*** Opening Data shown ***
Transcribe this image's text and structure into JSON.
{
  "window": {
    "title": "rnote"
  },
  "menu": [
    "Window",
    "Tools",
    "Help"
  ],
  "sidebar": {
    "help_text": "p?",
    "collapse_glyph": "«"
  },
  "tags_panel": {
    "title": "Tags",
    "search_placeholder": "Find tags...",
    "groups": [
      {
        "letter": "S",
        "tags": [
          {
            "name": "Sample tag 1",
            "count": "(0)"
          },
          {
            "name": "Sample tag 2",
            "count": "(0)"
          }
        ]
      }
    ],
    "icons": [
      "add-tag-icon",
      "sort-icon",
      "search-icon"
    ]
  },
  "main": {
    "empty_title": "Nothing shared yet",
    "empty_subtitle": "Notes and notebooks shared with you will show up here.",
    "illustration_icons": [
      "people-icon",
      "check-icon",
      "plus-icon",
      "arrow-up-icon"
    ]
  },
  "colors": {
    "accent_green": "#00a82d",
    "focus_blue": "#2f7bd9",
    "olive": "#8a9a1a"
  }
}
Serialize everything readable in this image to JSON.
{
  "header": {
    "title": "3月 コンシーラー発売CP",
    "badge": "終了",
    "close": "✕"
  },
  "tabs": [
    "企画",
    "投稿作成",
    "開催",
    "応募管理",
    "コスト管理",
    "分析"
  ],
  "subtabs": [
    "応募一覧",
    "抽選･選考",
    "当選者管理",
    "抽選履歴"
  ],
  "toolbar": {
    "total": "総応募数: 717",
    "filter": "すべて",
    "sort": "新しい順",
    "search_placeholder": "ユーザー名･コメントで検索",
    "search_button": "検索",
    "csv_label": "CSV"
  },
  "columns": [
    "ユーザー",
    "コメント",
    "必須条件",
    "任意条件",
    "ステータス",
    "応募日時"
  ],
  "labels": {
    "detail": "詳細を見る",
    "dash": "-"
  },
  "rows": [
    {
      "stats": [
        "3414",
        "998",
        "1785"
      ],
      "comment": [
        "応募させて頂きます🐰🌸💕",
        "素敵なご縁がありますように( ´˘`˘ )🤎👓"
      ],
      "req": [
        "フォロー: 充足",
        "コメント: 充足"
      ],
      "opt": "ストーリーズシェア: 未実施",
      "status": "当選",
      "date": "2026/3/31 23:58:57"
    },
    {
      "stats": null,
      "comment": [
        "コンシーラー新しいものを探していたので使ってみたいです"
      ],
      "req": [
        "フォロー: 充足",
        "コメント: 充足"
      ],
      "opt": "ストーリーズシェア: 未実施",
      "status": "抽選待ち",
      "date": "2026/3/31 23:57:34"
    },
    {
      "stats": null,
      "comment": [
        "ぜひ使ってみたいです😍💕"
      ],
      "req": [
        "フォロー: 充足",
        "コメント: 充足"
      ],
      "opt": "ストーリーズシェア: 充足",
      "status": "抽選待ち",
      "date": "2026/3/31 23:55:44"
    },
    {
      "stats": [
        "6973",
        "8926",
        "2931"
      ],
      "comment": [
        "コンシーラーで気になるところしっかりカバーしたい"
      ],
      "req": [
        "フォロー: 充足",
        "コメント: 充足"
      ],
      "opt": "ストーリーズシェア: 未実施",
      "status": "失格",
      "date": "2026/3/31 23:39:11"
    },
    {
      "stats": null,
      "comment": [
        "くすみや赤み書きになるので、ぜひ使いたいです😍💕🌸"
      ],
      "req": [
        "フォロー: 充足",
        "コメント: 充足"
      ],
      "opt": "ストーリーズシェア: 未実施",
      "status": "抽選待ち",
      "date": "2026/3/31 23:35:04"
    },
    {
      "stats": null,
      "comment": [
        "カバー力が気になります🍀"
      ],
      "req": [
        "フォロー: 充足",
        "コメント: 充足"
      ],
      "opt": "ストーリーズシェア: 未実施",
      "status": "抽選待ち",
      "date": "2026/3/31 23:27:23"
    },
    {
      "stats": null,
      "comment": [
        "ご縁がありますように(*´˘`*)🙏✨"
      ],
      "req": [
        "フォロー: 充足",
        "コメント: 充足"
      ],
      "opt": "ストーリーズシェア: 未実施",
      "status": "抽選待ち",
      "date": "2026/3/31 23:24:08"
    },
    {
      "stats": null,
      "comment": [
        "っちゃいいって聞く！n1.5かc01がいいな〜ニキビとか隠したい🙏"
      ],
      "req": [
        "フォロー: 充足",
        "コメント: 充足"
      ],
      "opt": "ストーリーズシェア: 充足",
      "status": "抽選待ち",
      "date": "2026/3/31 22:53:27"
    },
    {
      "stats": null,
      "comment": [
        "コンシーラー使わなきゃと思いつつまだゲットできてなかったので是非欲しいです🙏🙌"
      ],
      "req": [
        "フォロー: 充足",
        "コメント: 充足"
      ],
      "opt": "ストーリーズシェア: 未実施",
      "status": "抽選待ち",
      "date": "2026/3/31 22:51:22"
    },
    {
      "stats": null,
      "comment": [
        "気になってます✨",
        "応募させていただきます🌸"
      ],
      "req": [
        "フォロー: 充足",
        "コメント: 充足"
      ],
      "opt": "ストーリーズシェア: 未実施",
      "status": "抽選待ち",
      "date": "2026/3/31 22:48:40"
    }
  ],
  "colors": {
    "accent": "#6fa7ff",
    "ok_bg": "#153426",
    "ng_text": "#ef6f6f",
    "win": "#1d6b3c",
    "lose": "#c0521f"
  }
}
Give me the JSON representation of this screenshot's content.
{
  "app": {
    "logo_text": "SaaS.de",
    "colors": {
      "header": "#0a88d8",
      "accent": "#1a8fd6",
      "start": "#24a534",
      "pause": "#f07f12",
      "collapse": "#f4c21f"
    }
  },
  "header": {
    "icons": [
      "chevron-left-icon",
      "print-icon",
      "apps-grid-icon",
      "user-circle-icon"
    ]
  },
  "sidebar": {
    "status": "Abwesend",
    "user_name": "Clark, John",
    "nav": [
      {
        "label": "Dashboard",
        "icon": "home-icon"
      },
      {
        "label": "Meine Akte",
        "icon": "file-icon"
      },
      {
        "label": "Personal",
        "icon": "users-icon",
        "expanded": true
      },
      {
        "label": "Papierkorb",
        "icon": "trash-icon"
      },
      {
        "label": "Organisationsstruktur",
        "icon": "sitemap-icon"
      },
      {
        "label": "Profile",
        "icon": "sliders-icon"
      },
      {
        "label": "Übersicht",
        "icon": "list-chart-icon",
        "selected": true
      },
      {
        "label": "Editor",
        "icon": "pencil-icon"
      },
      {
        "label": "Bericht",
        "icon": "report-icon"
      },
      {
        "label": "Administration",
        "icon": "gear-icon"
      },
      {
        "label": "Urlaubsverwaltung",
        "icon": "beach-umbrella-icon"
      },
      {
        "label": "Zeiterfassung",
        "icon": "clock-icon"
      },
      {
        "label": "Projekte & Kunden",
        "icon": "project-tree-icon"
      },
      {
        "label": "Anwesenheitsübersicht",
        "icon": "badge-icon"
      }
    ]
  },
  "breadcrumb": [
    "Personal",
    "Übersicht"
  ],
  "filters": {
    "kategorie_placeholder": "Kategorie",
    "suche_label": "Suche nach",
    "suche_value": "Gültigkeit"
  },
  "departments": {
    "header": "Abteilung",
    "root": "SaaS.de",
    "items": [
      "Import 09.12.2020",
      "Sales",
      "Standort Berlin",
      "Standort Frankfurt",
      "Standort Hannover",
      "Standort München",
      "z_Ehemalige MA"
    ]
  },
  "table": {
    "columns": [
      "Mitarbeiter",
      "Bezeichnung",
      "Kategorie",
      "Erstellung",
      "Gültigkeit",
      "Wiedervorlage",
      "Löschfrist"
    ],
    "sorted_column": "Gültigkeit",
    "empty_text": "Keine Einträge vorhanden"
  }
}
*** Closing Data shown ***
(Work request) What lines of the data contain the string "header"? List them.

(Answer below)
  "header": {
      "header": "#0a88d8",
  "header": {
    "header": "Abteilung",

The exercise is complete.